━━━━━ Source data ━━━━━

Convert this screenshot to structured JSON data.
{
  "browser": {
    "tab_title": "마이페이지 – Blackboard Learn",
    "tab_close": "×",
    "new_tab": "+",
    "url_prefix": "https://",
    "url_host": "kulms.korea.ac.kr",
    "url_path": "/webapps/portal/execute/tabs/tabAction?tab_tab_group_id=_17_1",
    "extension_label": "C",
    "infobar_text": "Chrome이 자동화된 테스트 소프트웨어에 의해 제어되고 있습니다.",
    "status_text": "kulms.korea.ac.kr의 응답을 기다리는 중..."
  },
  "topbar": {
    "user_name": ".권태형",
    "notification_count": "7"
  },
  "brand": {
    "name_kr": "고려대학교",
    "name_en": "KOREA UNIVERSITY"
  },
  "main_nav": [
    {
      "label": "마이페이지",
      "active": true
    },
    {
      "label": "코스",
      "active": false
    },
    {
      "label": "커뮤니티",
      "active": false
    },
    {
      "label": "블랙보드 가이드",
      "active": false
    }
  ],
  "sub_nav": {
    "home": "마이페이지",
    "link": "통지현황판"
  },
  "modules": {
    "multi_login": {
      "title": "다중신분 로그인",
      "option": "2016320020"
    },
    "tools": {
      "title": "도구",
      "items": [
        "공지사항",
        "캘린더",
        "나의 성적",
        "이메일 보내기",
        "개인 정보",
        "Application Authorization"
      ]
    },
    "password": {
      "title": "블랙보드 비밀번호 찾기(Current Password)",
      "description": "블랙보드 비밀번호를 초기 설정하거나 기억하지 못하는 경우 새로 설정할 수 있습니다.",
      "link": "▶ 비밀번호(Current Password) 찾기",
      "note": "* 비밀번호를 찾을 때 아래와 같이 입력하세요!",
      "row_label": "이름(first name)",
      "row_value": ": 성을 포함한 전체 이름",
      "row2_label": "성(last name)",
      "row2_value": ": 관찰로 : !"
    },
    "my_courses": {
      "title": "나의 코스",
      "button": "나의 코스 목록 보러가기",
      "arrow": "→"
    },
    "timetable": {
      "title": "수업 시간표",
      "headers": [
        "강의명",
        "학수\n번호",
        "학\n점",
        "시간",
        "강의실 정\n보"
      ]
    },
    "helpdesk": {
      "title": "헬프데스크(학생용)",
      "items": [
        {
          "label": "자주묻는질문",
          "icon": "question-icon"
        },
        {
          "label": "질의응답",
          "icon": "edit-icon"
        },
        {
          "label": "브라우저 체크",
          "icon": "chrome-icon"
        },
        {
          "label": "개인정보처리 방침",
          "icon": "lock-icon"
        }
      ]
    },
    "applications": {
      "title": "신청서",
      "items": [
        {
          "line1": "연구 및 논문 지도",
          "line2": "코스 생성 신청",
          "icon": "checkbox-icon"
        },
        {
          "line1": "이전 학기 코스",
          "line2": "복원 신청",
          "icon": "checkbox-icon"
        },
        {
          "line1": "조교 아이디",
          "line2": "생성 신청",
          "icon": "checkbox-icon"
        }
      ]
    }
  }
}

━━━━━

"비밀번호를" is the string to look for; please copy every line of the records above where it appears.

## Written solution
      "description": "블랙보드 비밀번호를 초기 설정하거나 기억하지 못하는 경우 새로 설정할 수 있습니다.",
      "note": "* 비밀번호를 찾을 때 아래와 같이 입력하세요!",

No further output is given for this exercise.